“The Holy See started its unlikely love affair with the Irish playwright and author two years ago when it published a collection of his quips in the book Provocations: Aphorisms for an Anti-conformist Christianity. Wilde’s famous comments “I can resist everything except temptation”, and “the only way to get rid of temptation is to yield to it” were included in the book, edited by Father Leonardo Sapienza.
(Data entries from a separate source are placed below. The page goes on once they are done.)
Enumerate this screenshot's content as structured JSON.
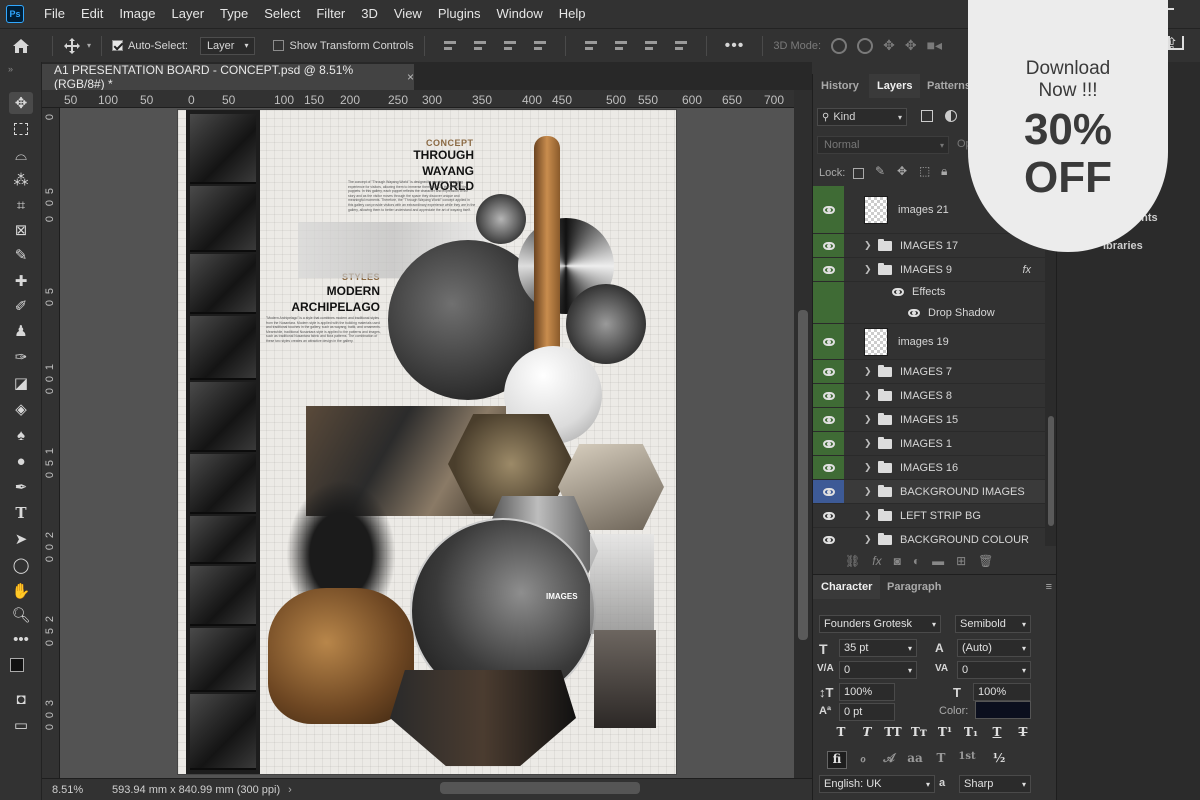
{
  "menubar": {
    "app_logo": "Ps",
    "items": [
      "File",
      "Edit",
      "Image",
      "Layer",
      "Type",
      "Select",
      "Filter",
      "3D",
      "View",
      "Plugins",
      "Window",
      "Help"
    ]
  },
  "options": {
    "auto_select_label": "Auto-Select:",
    "auto_select_target": "Layer",
    "show_transform_label": "Show Transform Controls",
    "mode_3d_label": "3D Mode:"
  },
  "tab": {
    "title": "A1 PRESENTATION BOARD - CONCEPT.psd @ 8.51% (RGB/8#) *",
    "close": "×"
  },
  "ruler": {
    "top_ticks": [
      "50",
      "100",
      "50",
      "0",
      "50",
      "100",
      "150",
      "200",
      "250",
      "300",
      "350",
      "400",
      "450",
      "500",
      "550",
      "600",
      "650",
      "700"
    ],
    "left_ticks": [
      "0",
      "5",
      "0",
      "0",
      "5",
      "0",
      "1",
      "0",
      "0",
      "1",
      "5",
      "0",
      "2",
      "0",
      "0",
      "2",
      "5",
      "0",
      "3",
      "0",
      "0"
    ]
  },
  "status": {
    "zoom": "8.51%",
    "doc_size": "593.94 mm x 840.99 mm (300 ppi)"
  },
  "board": {
    "concept_label": "CONCEPT",
    "concept_title_1": "THROUGH",
    "concept_title_2": "WAYANG WORLD",
    "concept_body": "The concept of \"Through Wayang World\" is designed to provide an engaging experience for visitors, allowing them to immerse themselves in the world of the puppets. In this gallery, each puppet reflects the character and expression of the story and as the visitor moves through the space they discover unique and meaningful moments. Therefore, the \"Through Wayang World\" concept applied in this gallery can provide visitors with an extraordinary experience while they are in the gallery, allowing them to better understand and appreciate the art of wayang itself.",
    "styles_label": "STYLES",
    "styles_title_1": "MODERN",
    "styles_title_2": "ARCHIPELAGO",
    "styles_body": "\"Modern Archipelago\" is a style that combines modern and traditional styles from the Nusantara. Modern style is applied with the building materials used and traditional touches in the gallery, such as wayang, batik, and ornaments. Meanwhile, traditional Nusantara style is applied to the patterns and images, such as traditional Nusantara fabric and flora patterns. The combination of these two styles creates an attractive design in the gallery.",
    "images_label": "IMAGES"
  },
  "layers_panel": {
    "tabs": [
      "History",
      "Layers",
      "Patterns"
    ],
    "filter_kind": "Kind",
    "blend_mode": "Normal",
    "opacity_label": "Op",
    "lock_label": "Lock:",
    "layers": [
      {
        "name": "images 21",
        "type": "image",
        "visible": true
      },
      {
        "name": "IMAGES 17",
        "type": "group",
        "visible": true
      },
      {
        "name": "IMAGES 9",
        "type": "group",
        "visible": true,
        "fx": "fx"
      },
      {
        "name": "Effects",
        "type": "effect",
        "visible": true
      },
      {
        "name": "Drop Shadow",
        "type": "effect",
        "visible": true
      },
      {
        "name": "images 19",
        "type": "image",
        "visible": true
      },
      {
        "name": "IMAGES 7",
        "type": "group",
        "visible": true
      },
      {
        "name": "IMAGES 8",
        "type": "group",
        "visible": true
      },
      {
        "name": "IMAGES 15",
        "type": "group",
        "visible": true
      },
      {
        "name": "IMAGES 1",
        "type": "group",
        "visible": true
      },
      {
        "name": "IMAGES 16",
        "type": "group",
        "visible": true
      },
      {
        "name": "BACKGROUND IMAGES",
        "type": "group",
        "visible": true,
        "selected": true
      },
      {
        "name": "LEFT STRIP BG",
        "type": "group",
        "visible": true
      },
      {
        "name": "BACKGROUND COLOUR",
        "type": "group",
        "visible": true
      }
    ],
    "colors": {
      "visible_bg": "#3f6b35",
      "selected_bg": "#3d5a96"
    }
  },
  "character_panel": {
    "tabs": [
      "Character",
      "Paragraph"
    ],
    "font_family": "Founders Grotesk",
    "font_style": "Semibold",
    "font_size": "35 pt",
    "leading": "(Auto)",
    "kerning": "0",
    "tracking": "0",
    "vertical_scale": "100%",
    "horizontal_scale": "100%",
    "baseline_shift": "0 pt",
    "color_label": "Color:",
    "color_value": "#0b0f1e",
    "language": "English: UK",
    "aa_label": "a",
    "antialias": "Sharp",
    "style_buttons": [
      "T",
      "T",
      "TT",
      "Tт",
      "T¹",
      "T₁",
      "T",
      "T"
    ],
    "opentype_buttons": [
      "fi",
      "ℴ",
      "𝒜",
      "aa",
      "T",
      "1st",
      "½"
    ]
  },
  "side_panel": {
    "items": [
      "ents",
      "ibraries"
    ]
  },
  "promo": {
    "line1": "Download",
    "line2": "Now !!!",
    "line3": "30%",
    "line4": "OFF"
  }
}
Wilde was baptised into the Catholic Church shortly before he died. L’Osservatore Romano said that the “existential path” which the author trod “can also be seen as a long and difficult path toward that Promised Land which gives us the reason for existence, a path which led him to his conversion to Catholicism, a religion which, as he remarked in one of his more acute and paradoxical aphorisms, was ‘for saints and sinners alone – for respectable people, the Anglican Church will do’.”

This is profoundly true.  The heart of the Gospel is precisely that it is about to reaching out to all  – saints and sinners alike – and not to the rich and respectable, unless they discard those riches and respectability.  Indeed, many of our most revered saints today were at one time or another either clear “sinners”, or viewed with great suspicion or outright hostility by the Vatican establishment.

In a useful comment on the article, Martin Pendergast, well-known in the UK for his outstadning work behind the Soho Masses and the RC Caucus of the LGCM, notes the many reasons why this should not be a surprise, arguing along lines simlar to those used by Mark Jordan in “The Silence of Sodom.”

“Why should anyone be surprised at the Vatican’s official newspaper lauding Oscar Wilde? Its marbled halls are strewn with the finely sculpted, muscular youths of Michelangelo’s erotic fantasies. The erupting sexuality in the Sistine Chapel’s frescos are likewise testament to Wilde’s assertion that the Catholic church is “for saints and sinners alone” and that “we are all in the gutter, but some of us are looking up at the stars.”

What might have attracted Oscar Wilde to Catholicism? At one level it might have been the camp ultramontanism of 18th and 19th century liturgy and music. This attracted so many converts of the era, lingering into the early 20th century, with leading figures of the Oxford Movement and later Anglo-Catholic revivals turning to Rome. Cardinal Newman, his beloved Ambrose St John, the hymn-writing Father Faber, and Robert Hugh Benson, were all aesthetes to varying degrees. Was there something in the harshness of Victorian society that encouraged them to seek out alternative values in the Catholic church of those times?

…..

Wilde’s sexual life, which today might be described as exhibiting patterns of sexual addiction, gave him deep insight into what was good, and beautiful, and true, in himself and those whom he loved, from Constance Lloyd to Alfred Douglas. The Vatican newspaper is not romanticising Wilde but noting his real insights into the human condition, its vulnerability and its immense creativity. Wilde’s De Profundis and The Ballad of Reading Gaol are as valuable spiritual and theological classics as Cardinal Newman’s Apologia Pro Vita Sua, or the latter’s passionate letters on the death of Ambrose St John.”


Saint or Sinner:  which are you?

For the full Guardian article, read it here;

For Martin’s commentary, read it here.


Magisterium and Me.

In one his comments on my Catholic Teaching page, Ignatius / Benedict writes that

“I think you’ll be happy in the Anglican denomination where this sort of reasoning evades the Truth.”

I’m sorry to disappoint you, IB, but you will not get rid of me that easily.  I am a cradle Catholic, “gebore en gerore” (born and bred, as expressed in Afrikaans), and could no more renounce my faith than I could my language – or my orientation. Read the rest of this entry »

QTC at Pride

Here I am in front of our Trafalgar Square stall after the London Pride march last week.  (I’m on the left, with a goofy grin and holding a bright yellow copy of Martin Pendergast’s gay catholic reading list).

me at pride stall 2009

And from last year, along with our Joe Stanley, chair of our Soho Masses Pastoral Council.   This was also at our Trafalgar Square stall, after the march- (which is why I was thirsty).

me at pride 2008